## Your goal:
An identical copy of all the records is what the answer must contain.

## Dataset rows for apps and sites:

######

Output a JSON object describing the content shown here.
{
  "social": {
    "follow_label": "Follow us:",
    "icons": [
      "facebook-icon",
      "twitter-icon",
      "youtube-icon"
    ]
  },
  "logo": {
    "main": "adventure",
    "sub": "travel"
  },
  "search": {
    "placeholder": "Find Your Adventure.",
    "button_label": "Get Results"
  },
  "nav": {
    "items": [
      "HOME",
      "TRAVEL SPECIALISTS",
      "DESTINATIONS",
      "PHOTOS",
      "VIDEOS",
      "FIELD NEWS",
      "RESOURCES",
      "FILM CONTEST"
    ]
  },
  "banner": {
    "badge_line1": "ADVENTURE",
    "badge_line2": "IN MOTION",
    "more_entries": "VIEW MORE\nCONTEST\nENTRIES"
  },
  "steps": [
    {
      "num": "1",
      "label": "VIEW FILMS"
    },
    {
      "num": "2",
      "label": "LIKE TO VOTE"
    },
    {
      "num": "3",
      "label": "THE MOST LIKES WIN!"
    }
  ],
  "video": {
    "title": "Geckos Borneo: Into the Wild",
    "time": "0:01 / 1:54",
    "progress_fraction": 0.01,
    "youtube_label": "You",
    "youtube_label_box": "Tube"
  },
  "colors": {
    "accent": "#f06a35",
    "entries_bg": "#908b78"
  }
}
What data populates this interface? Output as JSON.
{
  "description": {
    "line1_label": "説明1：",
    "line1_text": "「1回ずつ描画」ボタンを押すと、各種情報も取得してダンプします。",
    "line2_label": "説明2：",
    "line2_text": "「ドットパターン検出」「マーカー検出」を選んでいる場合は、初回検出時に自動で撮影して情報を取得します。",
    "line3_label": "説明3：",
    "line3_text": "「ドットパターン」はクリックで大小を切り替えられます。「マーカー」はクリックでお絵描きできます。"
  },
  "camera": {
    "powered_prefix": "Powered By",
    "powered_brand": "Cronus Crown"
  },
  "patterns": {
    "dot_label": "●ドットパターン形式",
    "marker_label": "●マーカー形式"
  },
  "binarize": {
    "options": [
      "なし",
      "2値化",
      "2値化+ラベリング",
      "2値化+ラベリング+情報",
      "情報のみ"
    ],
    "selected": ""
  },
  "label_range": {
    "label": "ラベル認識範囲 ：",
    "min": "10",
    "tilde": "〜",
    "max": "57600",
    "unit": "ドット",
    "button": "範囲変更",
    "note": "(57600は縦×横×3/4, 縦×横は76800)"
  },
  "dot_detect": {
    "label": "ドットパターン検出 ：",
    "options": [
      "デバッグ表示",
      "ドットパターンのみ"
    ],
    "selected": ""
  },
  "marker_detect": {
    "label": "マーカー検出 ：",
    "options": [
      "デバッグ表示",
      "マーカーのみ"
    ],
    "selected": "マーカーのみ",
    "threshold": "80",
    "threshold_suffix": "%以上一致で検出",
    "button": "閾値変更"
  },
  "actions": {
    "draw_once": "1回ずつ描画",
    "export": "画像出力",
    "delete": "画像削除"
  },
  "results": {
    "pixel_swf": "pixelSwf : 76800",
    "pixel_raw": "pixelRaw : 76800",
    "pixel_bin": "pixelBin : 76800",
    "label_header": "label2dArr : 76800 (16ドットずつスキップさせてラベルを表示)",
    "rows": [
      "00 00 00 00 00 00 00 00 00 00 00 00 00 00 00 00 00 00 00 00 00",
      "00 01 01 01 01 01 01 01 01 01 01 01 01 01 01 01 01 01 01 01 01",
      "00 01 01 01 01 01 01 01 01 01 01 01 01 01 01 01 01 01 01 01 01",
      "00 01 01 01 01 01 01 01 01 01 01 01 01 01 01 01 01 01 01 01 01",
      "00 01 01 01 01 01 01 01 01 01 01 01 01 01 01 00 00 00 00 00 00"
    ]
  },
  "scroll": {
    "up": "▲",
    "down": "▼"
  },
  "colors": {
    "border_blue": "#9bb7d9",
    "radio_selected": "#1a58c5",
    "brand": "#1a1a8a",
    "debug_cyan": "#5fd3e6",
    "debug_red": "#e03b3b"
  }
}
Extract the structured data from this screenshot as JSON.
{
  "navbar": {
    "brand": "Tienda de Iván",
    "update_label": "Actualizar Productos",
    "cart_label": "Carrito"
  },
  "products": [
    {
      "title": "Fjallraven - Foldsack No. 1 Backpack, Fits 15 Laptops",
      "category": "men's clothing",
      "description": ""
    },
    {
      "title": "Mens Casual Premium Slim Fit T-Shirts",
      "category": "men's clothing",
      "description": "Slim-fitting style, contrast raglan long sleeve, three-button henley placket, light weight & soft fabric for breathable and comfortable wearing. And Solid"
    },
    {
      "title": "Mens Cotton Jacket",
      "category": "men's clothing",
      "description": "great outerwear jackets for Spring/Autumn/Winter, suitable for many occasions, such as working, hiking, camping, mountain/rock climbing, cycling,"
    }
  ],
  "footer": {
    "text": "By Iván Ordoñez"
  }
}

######

## Response:
Output a JSON object describing the content shown here.
{
  "social": {
    "follow_label": "Follow us:",
    "icons": [
      "facebook-icon",
      "twitter-icon",
      "youtube-icon"
    ]
  },
  "logo": {
    "main": "adventure",
    "sub": "travel"
  },
  "search": {
    "placeholder": "Find Your Adventure.",
    "button_label": "Get Results"
  },
  "nav": {
    "items": [
      "HOME",
      "TRAVEL SPECIALISTS",
      "DESTINATIONS",
      "PHOTOS",
      "VIDEOS",
      "FIELD NEWS",
      "RESOURCES",
      "FILM CONTEST"
    ]
  },
  "banner": {
    "badge_line1": "ADVENTURE",
    "badge_line2": "IN MOTION",
    "more_entries": "VIEW MORE\nCONTEST\nENTRIES"
  },
  "steps": [
    {
      "num": "1",
      "label": "VIEW FILMS"
    },
    {
      "num": "2",
      "label": "LIKE TO VOTE"
    },
    {
      "num": "3",
      "label": "THE MOST LIKES WIN!"
    }
  ],
  "video": {
    "title": "Geckos Borneo: Into the Wild",
    "time": "0:01 / 1:54",
    "progress_fraction": 0.01,
    "youtube_label": "You",
    "youtube_label_box": "Tube"
  },
  "colors": {
    "accent": "#f06a35",
    "entries_bg": "#908b78"
  }
}
What data populates this interface? Output as JSON.
{
  "description": {
    "line1_label": "説明1：",
    "line1_text": "「1回ずつ描画」ボタンを押すと、各種情報も取得してダンプします。",
    "line2_label": "説明2：",
    "line2_text": "「ドットパターン検出」「マーカー検出」を選んでいる場合は、初回検出時に自動で撮影して情報を取得します。",
    "line3_label": "説明3：",
    "line3_text": "「ドットパターン」はクリックで大小を切り替えられます。「マーカー」はクリックでお絵描きできます。"
  },
  "camera": {
    "powered_prefix": "Powered By",
    "powered_brand": "Cronus Crown"
  },
  "patterns": {
    "dot_label": "●ドットパターン形式",
    "marker_label": "●マーカー形式"
  },
  "binarize": {
    "options": [
      "なし",
      "2値化",
      "2値化+ラベリング",
      "2値化+ラベリング+情報",
      "情報のみ"
    ],
    "selected": ""
  },
  "label_range": {
    "label": "ラベル認識範囲 ：",
    "min": "10",
    "tilde": "〜",
    "max": "57600",
    "unit": "ドット",
    "button": "範囲変更",
    "note": "(57600は縦×横×3/4, 縦×横は76800)"
  },
  "dot_detect": {
    "label": "ドットパターン検出 ：",
    "options": [
      "デバッグ表示",
      "ドットパターンのみ"
    ],
    "selected": ""
  },
  "marker_detect": {
    "label": "マーカー検出 ：",
    "options": [
      "デバッグ表示",
      "マーカーのみ"
    ],
    "selected": "マーカーのみ",
    "threshold": "80",
    "threshold_suffix": "%以上一致で検出",
    "button": "閾値変更"
  },
  "actions": {
    "draw_once": "1回ずつ描画",
    "export": "画像出力",
    "delete": "画像削除"
  },
  "results": {
    "pixel_swf": "pixelSwf : 76800",
    "pixel_raw": "pixelRaw : 76800",
    "pixel_bin": "pixelBin : 76800",
    "label_header": "label2dArr : 76800 (16ドットずつスキップさせてラベルを表示)",
    "rows": [
      "00 00 00 00 00 00 00 00 00 00 00 00 00 00 00 00 00 00 00 00 00",
      "00 01 01 01 01 01 01 01 01 01 01 01 01 01 01 01 01 01 01 01 01",
      "00 01 01 01 01 01 01 01 01 01 01 01 01 01 01 01 01 01 01 01 01",
      "00 01 01 01 01 01 01 01 01 01 01 01 01 01 01 01 01 01 01 01 01",
      "00 01 01 01 01 01 01 01 01 01 01 01 01 01 01 00 00 00 00 00 00"
    ]
  },
  "scroll": {
    "up": "▲",
    "down": "▼"
  },
  "colors": {
    "border_blue": "#9bb7d9",
    "radio_selected": "#1a58c5",
    "brand": "#1a1a8a",
    "debug_cyan": "#5fd3e6",
    "debug_red": "#e03b3b"
  }
}
Extract the structured data from this screenshot as JSON.
{
  "navbar": {
    "brand": "Tienda de Iván",
    "update_label": "Actualizar Productos",
    "cart_label": "Carrito"
  },
  "products": [
    {
      "title": "Fjallraven - Foldsack No. 1 Backpack, Fits 15 Laptops",
      "category": "men's clothing",
      "description": ""
    },
    {
      "title": "Mens Casual Premium Slim Fit T-Shirts",
      "category": "men's clothing",
      "description": "Slim-fitting style, contrast raglan long sleeve, three-button henley placket, light weight & soft fabric for breathable and comfortable wearing. And Solid"
    },
    {
      "title": "Mens Cotton Jacket",
      "category": "men's clothing",
      "description": "great outerwear jackets for Spring/Autumn/Winter, suitable for many occasions, such as working, hiking, camping, mountain/rock climbing, cycling,"
    }
  ],
  "footer": {
    "text": "By Iván Ordoñez"
  }
}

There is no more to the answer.